┌─ LISTED RECORDS

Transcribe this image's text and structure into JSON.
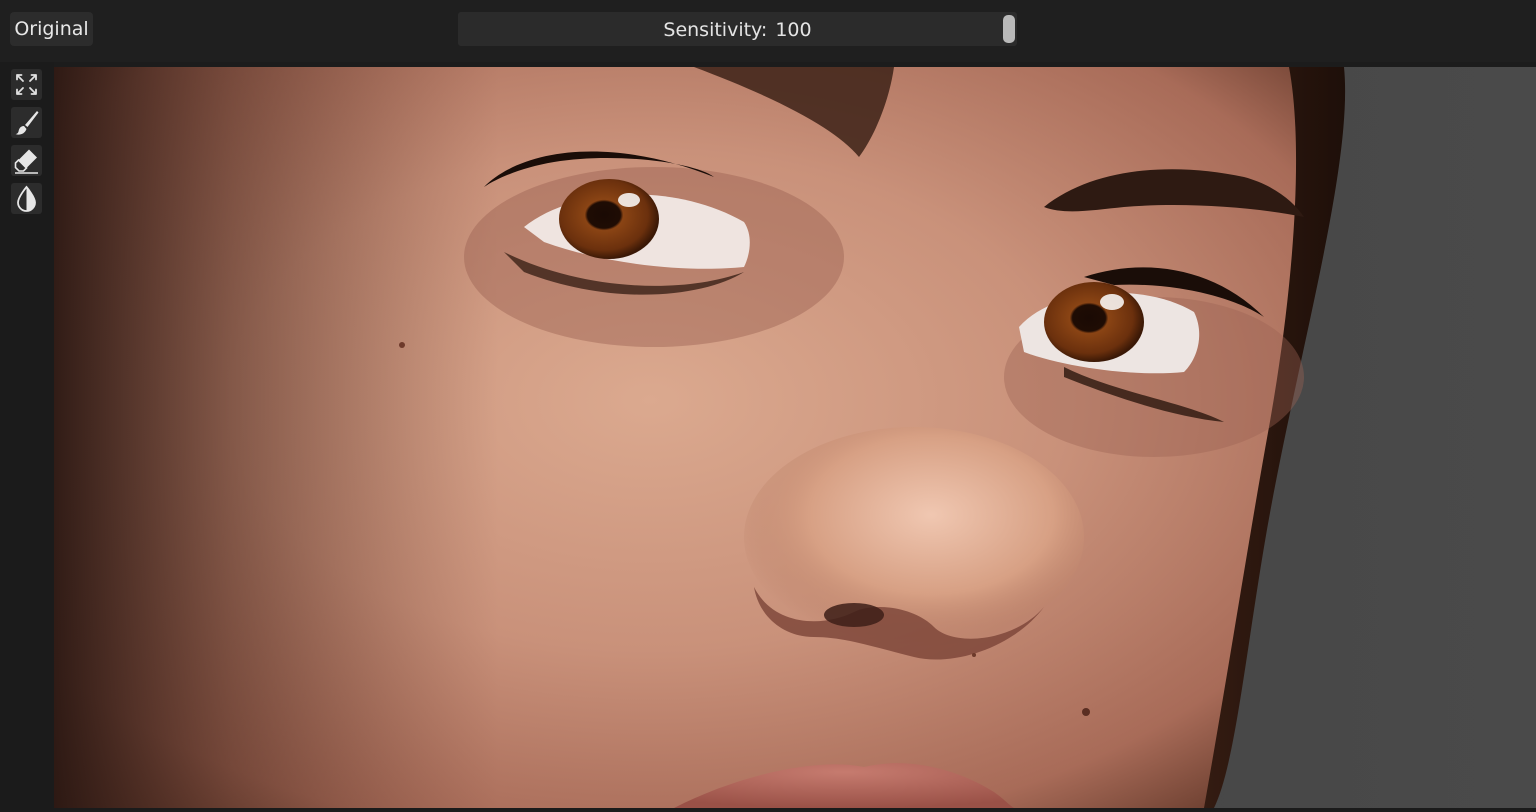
{
  "header": {
    "original_label": "Original",
    "slider": {
      "label": "Sensitivity:",
      "value": "100",
      "handle_position_fraction": 0.985
    }
  },
  "toolbar": {
    "tools": [
      {
        "icon": "fit-to-screen-icon"
      },
      {
        "icon": "brush-icon"
      },
      {
        "icon": "eraser-icon"
      },
      {
        "icon": "opacity-contrast-icon"
      }
    ]
  },
  "canvas": {
    "content": "close-up portrait photo"
  },
  "colors": {
    "app_background": "#1c1c1c",
    "button_background": "#2c2c2c",
    "slider_handle": "#b9b9b9",
    "skin_tone": "#c8937c",
    "iris": "#7a3b12"
  }
}
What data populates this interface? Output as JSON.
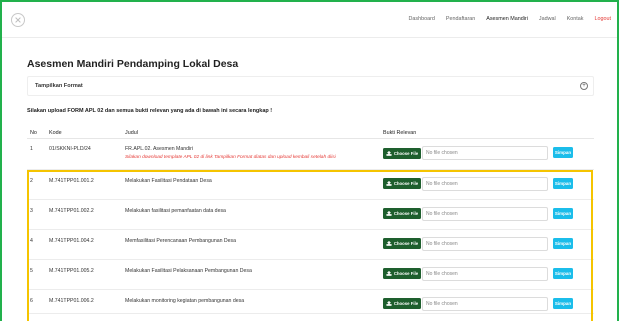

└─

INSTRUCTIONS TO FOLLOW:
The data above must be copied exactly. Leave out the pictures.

RESPONSE FOR THIS EXERCISE:
Transcribe this image's text and structure into JSON.
{
  "header": {
    "original_label": "Original",
    "slider": {
      "label": "Sensitivity:",
      "value": "100",
      "handle_position_fraction": 0.985
    }
  },
  "toolbar": {
    "tools": [
      {
        "icon": "fit-to-screen-icon"
      },
      {
        "icon": "brush-icon"
      },
      {
        "icon": "eraser-icon"
      },
      {
        "icon": "opacity-contrast-icon"
      }
    ]
  },
  "canvas": {
    "content": "close-up portrait photo"
  },
  "colors": {
    "app_background": "#1c1c1c",
    "button_background": "#2c2c2c",
    "slider_handle": "#b9b9b9",
    "skin_tone": "#c8937c",
    "iris": "#7a3b12"
  }
}
What data populates this interface? Output as JSON.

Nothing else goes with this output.